The San Jose Sharks have been a different team with Martin Havlat in the lineup. Though he had an unspectacular 27 points in 39 games, the Sharks earned 53 points in them (.679 point percentage) while going 18-18-7 without him.
Not surprisingly, he was in the lineup for most of the team's three 15-game streaks. He sparked the first one (12-2-1) in his first game of the season. He was part of the first four games (2-0-2) of the next one, and he returned for the last 13 (9-4-0) one that ended the regular season.
Havlat got into only one game against the St. Louis Blues during the season. They looked dominant against the Sharks, winning all four games by a combined 11-3 score and shutting out San Jose in both trips to St. Louis.
But the reality is the games were close. The only margin beyond two goals was because of an empty-netter, and another gave a second game a two-goal margin. Those games were won thanks to the Blues outscoring the Sharks power play 5-0, with two scores five-on-three.
In a series with so many factors weighing in on both sides, Havlat looked like the guy who tipped the balance to San Jose in Thursday night's series opener. He scored the first goal just before the midpoint of the game.
San Jose's power play cashed in on its first opportunity. Dan Boyle took a Ryane Clowe feed and fired it off Havlat, giving the trio the first of their two assists or goals each. The Sharks would make it stand through the end of the second period despite giving up more shots (28-23).
But everything changed quickly in the third: Patrick Berglund scored his first career NHL playoff goal less than a minute in to tie the game.
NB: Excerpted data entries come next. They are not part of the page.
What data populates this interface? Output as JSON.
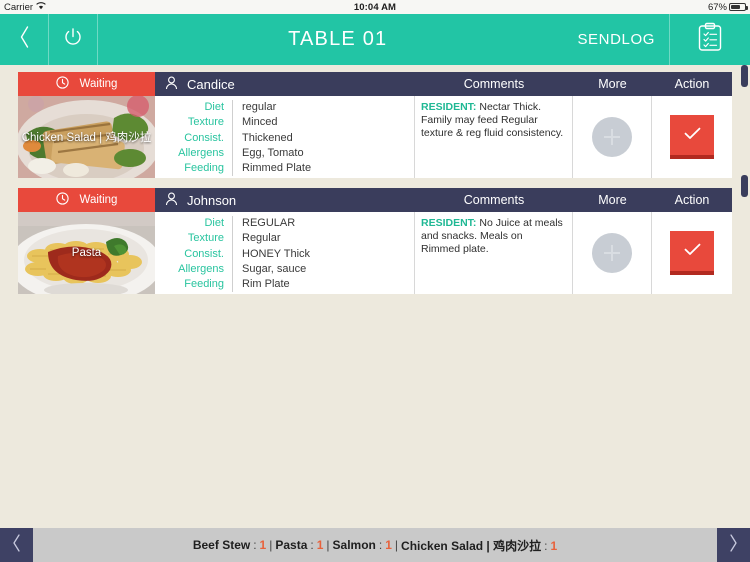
{
  "status_bar": {
    "carrier": "Carrier",
    "wifi_icon": "wifi-icon",
    "time": "10:04 AM",
    "battery_pct": "67%",
    "battery_icon": "battery-icon"
  },
  "header": {
    "back_icon": "chevron-left-icon",
    "power_icon": "power-icon",
    "title": "TABLE 01",
    "sendlog_label": "SENDLOG",
    "clipboard_icon": "clipboard-checklist-icon",
    "accent_color": "#22C5A5"
  },
  "columns": {
    "status": "Waiting",
    "comments": "Comments",
    "more": "More",
    "action": "Action"
  },
  "orders": [
    {
      "status": "Waiting",
      "status_icon": "clock-icon",
      "status_color": "#E8493C",
      "guest_icon": "person-icon",
      "guest": "Candice",
      "dish": "Chicken Salad | 鸡肉沙拉",
      "diet_labels": {
        "diet": "Diet",
        "texture": "Texture",
        "consist": "Consist.",
        "allergens": "Allergens",
        "feeding": "Feeding"
      },
      "diet_values": {
        "diet": "regular",
        "texture": "Minced",
        "consist": "Thickened",
        "allergens": "Egg, Tomato",
        "feeding": "Rimmed Plate"
      },
      "comment_who": "RESIDENT:",
      "comment_text": " Nectar Thick. Family may feed Regular texture & reg fluid consistency.",
      "more_icon": "plus-circle-icon",
      "action_icon": "check-icon"
    },
    {
      "status": "Waiting",
      "status_icon": "clock-icon",
      "status_color": "#E8493C",
      "guest_icon": "person-icon",
      "guest": "Johnson",
      "dish": "Pasta",
      "diet_labels": {
        "diet": "Diet",
        "texture": "Texture",
        "consist": "Consist.",
        "allergens": "Allergens",
        "feeding": "Feeding"
      },
      "diet_values": {
        "diet": "REGULAR",
        "texture": "Regular",
        "consist": "HONEY Thick",
        "allergens": "Sugar, sauce",
        "feeding": "Rim Plate"
      },
      "comment_who": "RESIDENT:",
      "comment_text": " No Juice at meals and snacks. Meals on Rimmed plate.",
      "more_icon": "plus-circle-icon",
      "action_icon": "check-icon"
    }
  ],
  "footer": {
    "prev_icon": "chevron-left-icon",
    "next_icon": "chevron-right-icon",
    "count_color": "#E8623C",
    "tally": [
      {
        "name": "Beef Stew",
        "count": "1"
      },
      {
        "name": "Pasta",
        "count": "1"
      },
      {
        "name": "Salmon",
        "count": "1"
      },
      {
        "name": "Chicken Salad | 鸡肉沙拉",
        "count": "1"
      }
    ]
  }
}
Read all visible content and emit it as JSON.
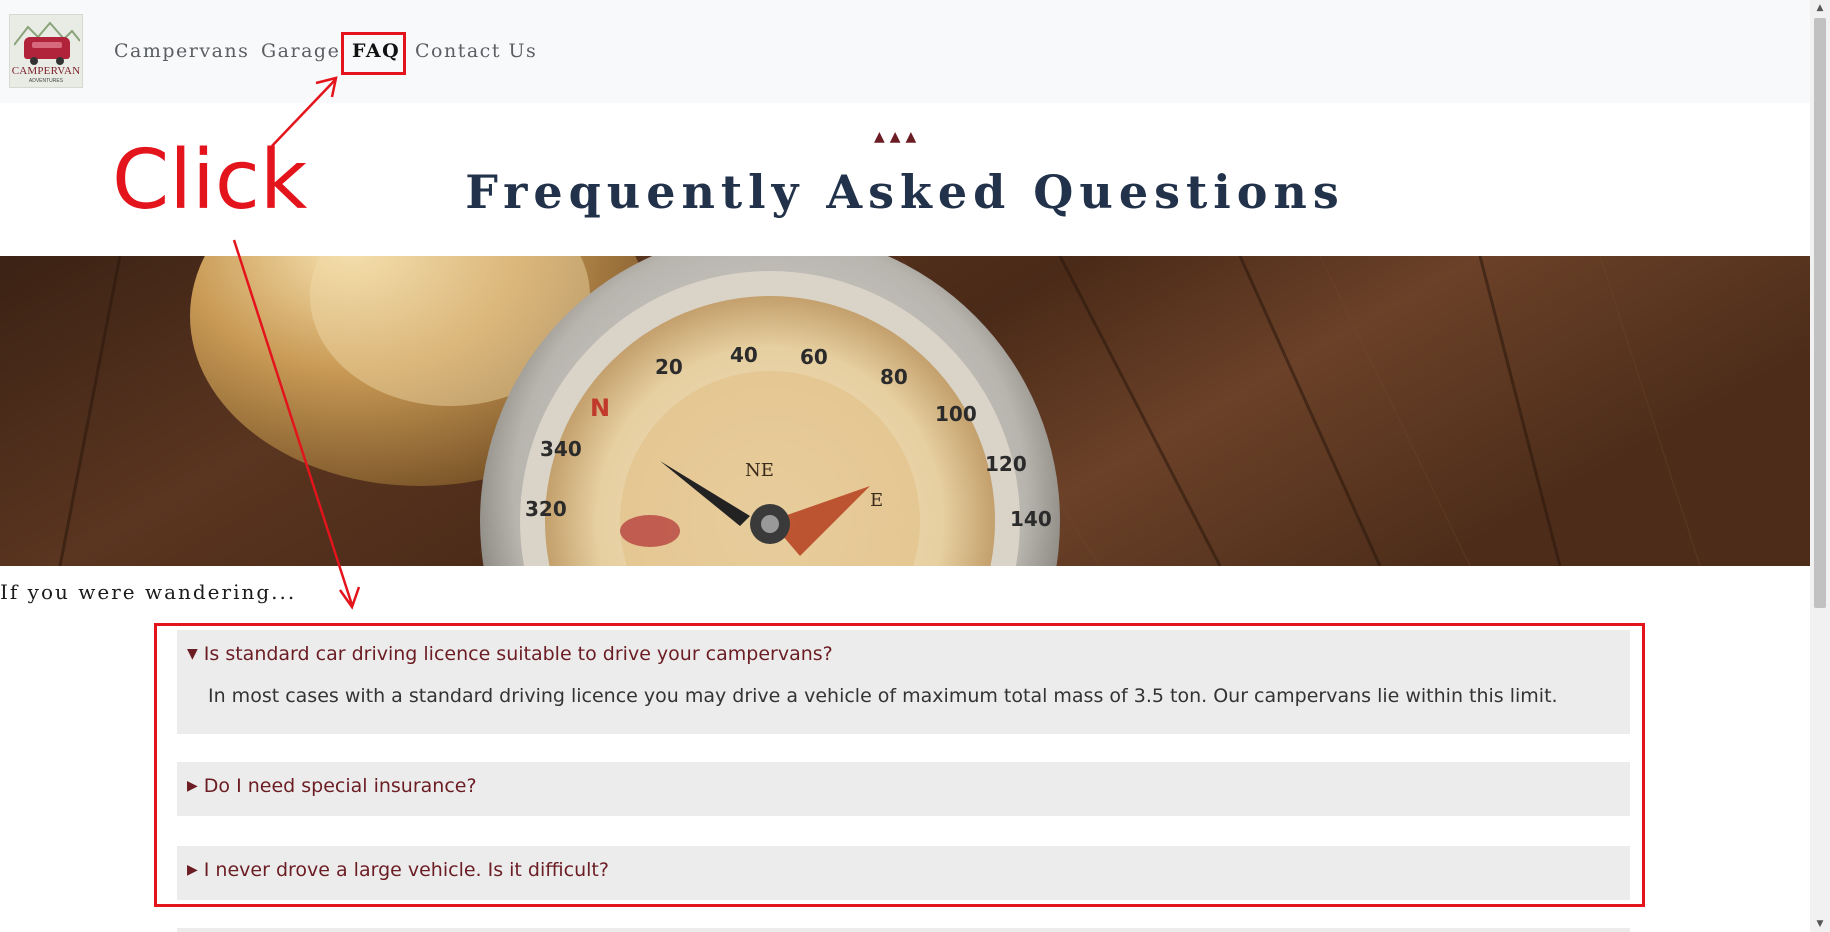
{
  "nav": {
    "logo_text": "CAMPERVAN",
    "logo_subtext": "ADVENTURES",
    "links": [
      {
        "label": "Campervans",
        "active": false
      },
      {
        "label": "Garage",
        "active": false
      },
      {
        "label": "FAQ",
        "active": true
      },
      {
        "label": "Contact Us",
        "active": false
      }
    ]
  },
  "header": {
    "divider": "▲▲▲",
    "title": "Frequently Asked Questions"
  },
  "hero": {
    "image": "compass-on-wooden-table",
    "dial_numbers": [
      "20",
      "40",
      "60",
      "80",
      "100",
      "120",
      "140",
      "320",
      "340"
    ],
    "dial_letters": [
      "N",
      "NE",
      "E"
    ]
  },
  "intro": "If you were wandering...",
  "faq": [
    {
      "question": "Is standard car driving licence suitable to drive your campervans?",
      "answer": "In most cases with a standard driving licence you may drive a vehicle of maximum total mass of 3.5 ton. Our campervans lie within this limit.",
      "expanded": true,
      "arrow": "▼"
    },
    {
      "question": "Do I need special insurance?",
      "expanded": false,
      "arrow": "▶"
    },
    {
      "question": "I never drove a large vehicle. Is it difficult?",
      "expanded": false,
      "arrow": "▶"
    }
  ],
  "annotation": {
    "label": "Click",
    "color": "#e3141c"
  },
  "colors": {
    "accent": "#6b1d23",
    "title": "#22324a",
    "faq_bg": "#ececec",
    "navbar_bg": "#f8f9fa"
  }
}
Havlat took a tripping penalty just over five minutes later, and Berglund put the Blues ahead 2-1.
In the final six minutes, Tommy Wingels used his speed to push the play deep, then swung the puck into the slot from behind the goal line. Andrew Desjardins got to the puck and one-timed it home to tie the game.
The first overtime period went back to the style of the opening 20 minutes, with the majority of chances going the Blues' way. They out-shot the Sharks by the same ratio (7-4) but at double the volume (14-8).
Yet Antti Niemi was up to the task.
By the second overtime, San Jose was able to break the St. Louis trap and got three shots in the first three-plus minutes. The third was an off-balance shot by Havlat from the high slot that beat Jaroslav Halak and the Blues for the 3-2 win.
Both teams were 1-for-3 on the power play, but the Blues won most of the other stats: 42-34 in shots, 78-67 in attempts, 21-19 in blocks, 45-42 in faceoffs, 31-26 in hits and 2-3 in giveaways while both teams had seven takeaways.
But Niemi won the goalie duel, and the great play of Havlat, who also had a hit and three blocked shots, was more than St. Louis could handle. If they do not figure out how to counter that line Saturday, this inexperienced team that so prides itself on defending home ice may find itself down two games heading on the road.
Then again, the Sharks have been known to get complacent in these situations. Considering their play in this one, St. Louis should be okay with earning just a split.